=== WORK REQUEST ===
In the entries below, find each line with the string "figyelmét" and copy it.

Element data from apps and pages
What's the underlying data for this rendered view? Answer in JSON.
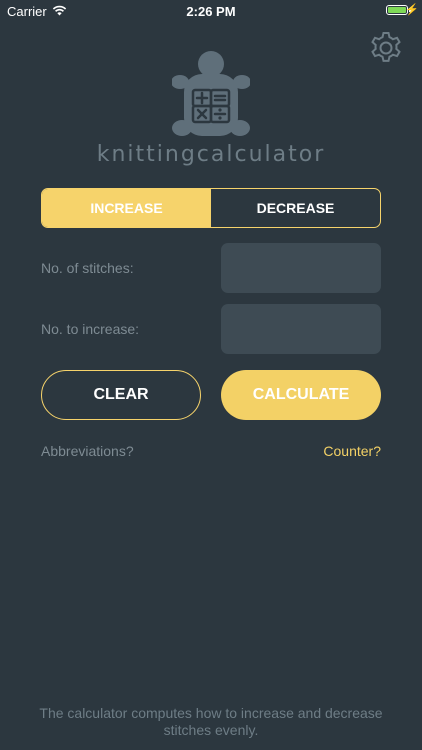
{
  "status_bar": {
    "carrier": "Carrier",
    "time": "2:26 PM",
    "battery_level": 1.0,
    "battery_color": "#7ed957"
  },
  "header": {
    "settings_icon": "gear-icon",
    "logo_icon": "turtle-calculator-logo",
    "app_name": "knittingcalculator"
  },
  "mode_tabs": {
    "increase_label": "INCREASE",
    "decrease_label": "DECREASE",
    "selected": "INCREASE"
  },
  "form": {
    "stitches_label": "No. of stitches:",
    "stitches_value": "",
    "increase_label": "No. to increase:",
    "increase_value": ""
  },
  "actions": {
    "clear_label": "CLEAR",
    "calculate_label": "CALCULATE"
  },
  "links": {
    "abbreviations": "Abbreviations?",
    "counter": "Counter?"
  },
  "footer": {
    "description": "The calculator computes how to increase and decrease stitches evenly."
  },
  "colors": {
    "background": "#2c373f",
    "accent": "#f6d36b",
    "muted_text": "#7e8b93",
    "input_bg": "#3e4b54"
  }
}
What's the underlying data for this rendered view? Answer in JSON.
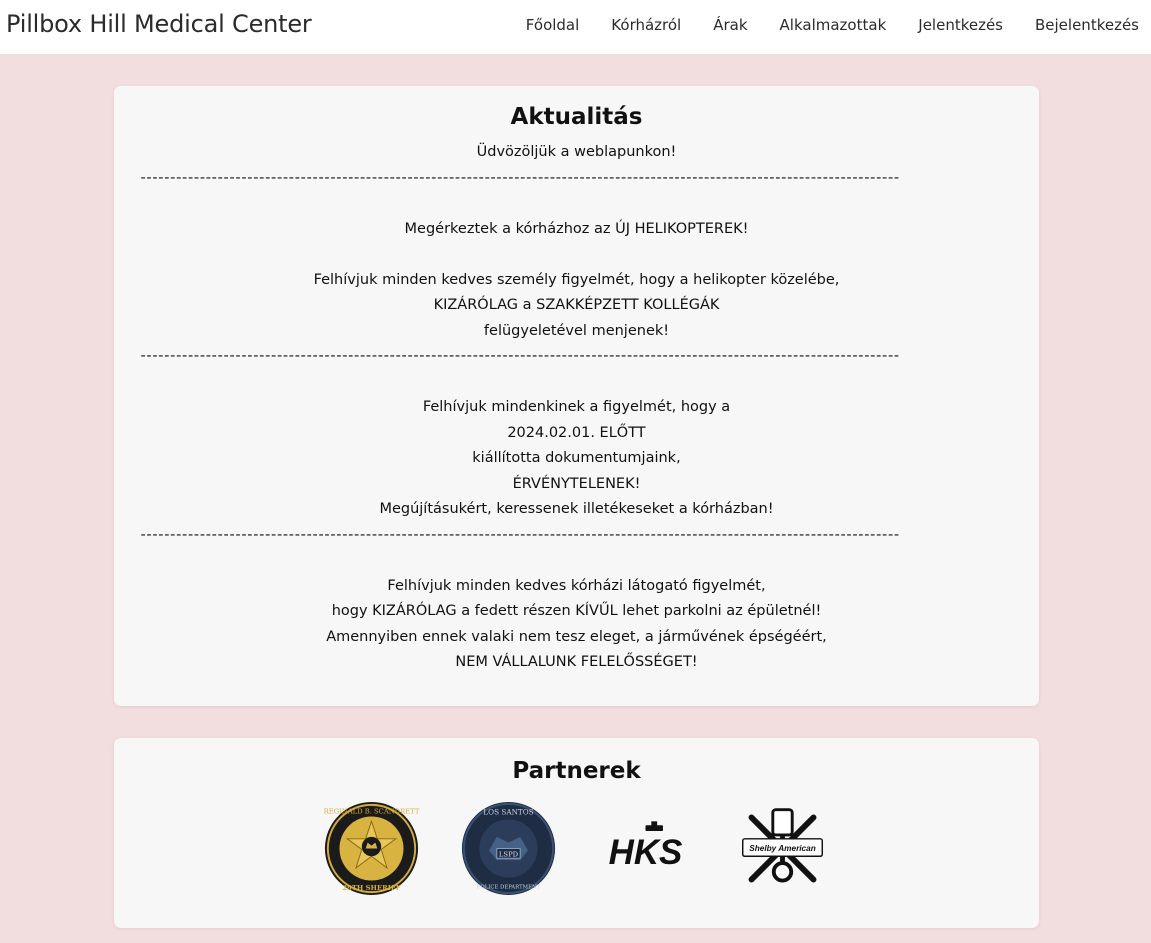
{
  "nav": {
    "brand": "Pillbox Hill Medical Center",
    "items": [
      {
        "label": "Főoldal"
      },
      {
        "label": "Kórházról"
      },
      {
        "label": "Árak"
      },
      {
        "label": "Alkalmazottak"
      },
      {
        "label": "Jelentkezés"
      },
      {
        "label": "Bejelentkezés"
      }
    ]
  },
  "news": {
    "title": "Aktualitás",
    "welcome": "Üdvözöljük a weblapunkon!",
    "divider": "--------------------------------------------------------------------------------------------------------------------------------",
    "block1": {
      "line1": "Megérkeztek a kórházhoz az ÚJ HELIKOPTEREK!",
      "line2": "Felhívjuk minden kedves személy figyelmét, hogy a helikopter közelébe,",
      "line3": "KIZÁRÓLAG a SZAKKÉPZETT KOLLÉGÁK",
      "line4": "felügyeletével menjenek!"
    },
    "block2": {
      "line1": "Felhívjuk mindenkinek a figyelmét, hogy a",
      "line2": "2024.02.01. ELŐTT",
      "line3": "kiállította dokumentumjaink,",
      "line4": "ÉRVÉNYTELENEK!",
      "line5": "Megújításukért, keressenek illetékeseket a kórházban!"
    },
    "block3": {
      "line1": "Felhívjuk minden kedves kórházi látogató figyelmét,",
      "line2": "hogy KIZÁRÓLAG a fedett részen KÍVŰL lehet parkolni az épületnél!",
      "line3": "Amennyiben ennek valaki nem tesz eleget, a járművének épségéért,",
      "line4": "NEM VÁLLALUNK FELELŐSSÉGET!"
    }
  },
  "partners": {
    "title": "Partnerek",
    "logos": [
      {
        "icon": "sheriff-badge-icon",
        "text_top": "REGINALD B. SCANDRETT",
        "text_bottom": "29TH SHERIFF"
      },
      {
        "icon": "police-seal-icon",
        "text_top": "LOS SANTOS",
        "text_center": "LSPD",
        "text_bottom": "POLICE DEPARTMENT"
      },
      {
        "icon": "hks-logo-icon",
        "text_center": "HKS"
      },
      {
        "icon": "shelby-american-logo-icon",
        "text_center": "Shelby American"
      }
    ]
  },
  "colors": {
    "background": "#f3dedf",
    "card": "#f7f7f7",
    "navbar": "#ffffff",
    "text": "#111111",
    "sheriff_gold": "#c9a227",
    "police_navy": "#1e2d44"
  }
}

=== WORKED SOLUTION ===
      "line2": "Felhívjuk minden kedves személy figyelmét, hogy a helikopter közelébe,",
      "line1": "Felhívjuk mindenkinek a figyelmét, hogy a",
      "line1": "Felhívjuk minden kedves kórházi látogató figyelmét,",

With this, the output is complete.